Forces in western Libya are planning a military operation to retake the city of Sirte, which was captured by ISIS last year, their spokesman said, pushing ahead with plans for a counter-attack after the extremists made territorial gains in the last week.
The fighters based in the city of Misrata have voiced the need for international logistical support to help take back what has become ISIS’s most important base outside Syria and Iraq, but will not wait for it before launching the operation, they said.
“We need logistical support from the international community, and we need weapons and ammunition,” said Brigadier General Mohamed al-Gasri, spokesman for a newly formed military operations room in Misrata. “Whether they’re going to support us or not, we will be there soon. We will not stand and watch.”
“We are ready and we are preparing our security arrangements to attack Sirte,” Gasri added.
The operations room was set up by a U.N.-backed unity government that arrived in Tripoli at the end of March.
European powers and the United States hope the unity government will be able to bring together Libya’s rival political groups and armed factions to take on ISIS.
Misrata’s brigades have largely transferred their support to it from a self-declared government formed in Tripoli in 2014.
TRENCHES AND MINES

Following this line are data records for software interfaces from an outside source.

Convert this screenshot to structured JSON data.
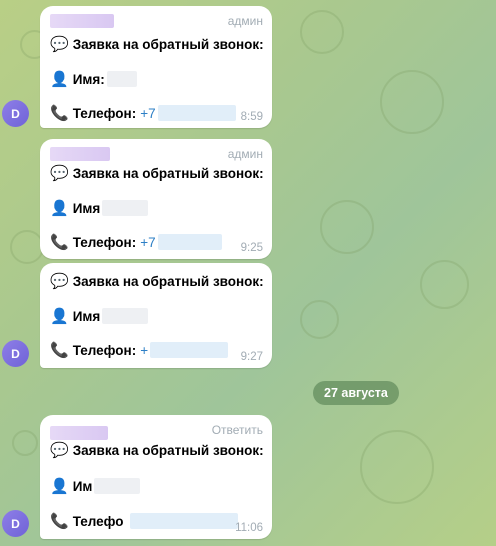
{
  "messages": [
    {
      "badge": "админ",
      "title": "Заявка на обратный звонок:",
      "name_label": "Имя:",
      "phone_label": "Телефон:",
      "phone_prefix": "+7",
      "time": "8:59"
    },
    {
      "badge": "админ",
      "title": "Заявка на обратный звонок:",
      "name_label": "Имя",
      "phone_label": "Телефон:",
      "phone_prefix": "+7",
      "time": "9:25"
    },
    {
      "title": "Заявка на обратный звонок:",
      "name_label": "Имя",
      "phone_label": "Телефон:",
      "phone_prefix": "+",
      "time": "9:27"
    },
    {
      "badge": "Ответить",
      "title": "Заявка на обратный звонок:",
      "name_label": "Им",
      "phone_label": "Телефо",
      "phone_prefix": "",
      "time": "11:06"
    }
  ],
  "avatar_letter": "D",
  "date_separator": "27 августа",
  "colors": {
    "avatar": "#7d6fe0",
    "link": "#2d7fc6",
    "date_pill": "#4c784a"
  },
  "icons": {
    "title": "speech-balloon-icon",
    "name": "bust-silhouette-icon",
    "phone": "telephone-receiver-icon"
  }
}
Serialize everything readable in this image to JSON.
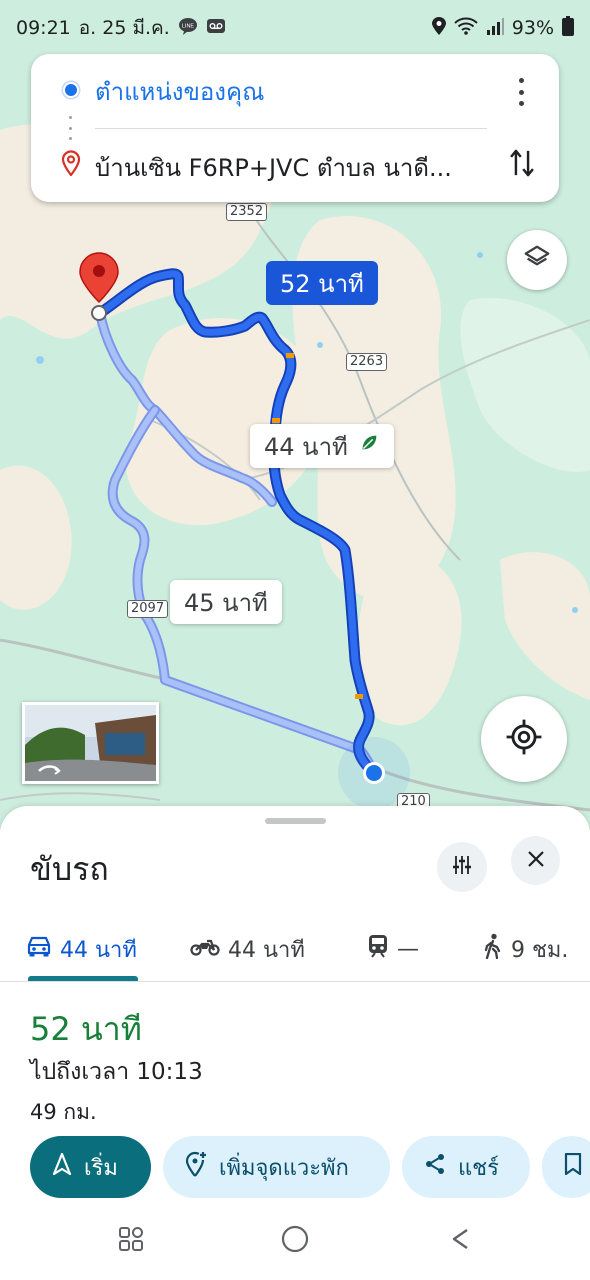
{
  "status_bar": {
    "time": "09:21",
    "date": "อ. 25 มี.ค.",
    "battery": "93%"
  },
  "search": {
    "origin": "ตำแหน่งของคุณ",
    "destination": "บ้านเซิน F6RP+JVC ตำบล นาดี..."
  },
  "map": {
    "route_labels": {
      "primary": "52 นาที",
      "alt1": "44 นาที",
      "alt2": "45 นาที"
    },
    "road_shields": [
      "2352",
      "2263",
      "2097",
      "210"
    ],
    "route_color": "#1a56d8",
    "alt_route_color": "#a7bdf7"
  },
  "sheet": {
    "title": "ขับรถ",
    "modes": [
      {
        "icon": "car-icon",
        "label": "44 นาที"
      },
      {
        "icon": "motorcycle-icon",
        "label": "44 นาที"
      },
      {
        "icon": "train-icon",
        "label": "—"
      },
      {
        "icon": "walk-icon",
        "label": "9 ชม."
      }
    ],
    "duration": "52 นาที",
    "arrival": "ไปถึงเวลา 10:13",
    "distance": "49 กม.",
    "actions": {
      "start": "เริ่ม",
      "add_stop": "เพิ่มจุดแวะพัก",
      "share": "แชร์"
    },
    "accent_color": "#0b6e7c",
    "duration_color": "#188038"
  }
}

ISIS took advantage of the political turmoil and security vacuum taking over the country after the uprising that overthrew Muammar Gaddafi five years ago to build a power base in Libya.
The Misrata brigades were present in Sirte as ISIS began to establish control, but withdrew last summer.
Though it has struggled to win support and hold territory in parts of Libya, the terrorist organization controls a strip of more than 250 km (155 miles) of Libya’s central coastline, from which it has launched attacks to the east, west and south.
Over the last week it has made gains, carrying out suicide attacks in the sparsely populated area between Sirte and Misrata, including at a major checkpoint at Abu Grain.
Gasri confirmed that ISIS took several villages in the area and that the line of defense was now at Assdada, about 80 km south of Misrata. The militants have dug trenches and planted mines around the Abu Grain checkpoint, he said.
Thirteen members of the security forces were killed and 110 wounded in last week’s fighting, Gasri said.
Wounded fighters at a hospital in Misrata said suicide bombers had attacked in armored vehicles, one of which approached a checkpoint behind cars carrying families fleeing Sirte.
Misrata brigade members fought to defend the Abu Grain checkpoint for nearly an hour but were forced to withdraw as they were outnumbered, one said.
The eastern military has made some advances against its armed opponents, including fighters loyal to ISIS, in Benghazi, Libya’s second city.
Late on Monday ISIS said it had executed three men captured during fighting in Benghazi last month.
A hospital spokesman in Benghazi said two of those killed – including one who was beheaded – were volunteer nurses who had been helping treat wounded troops.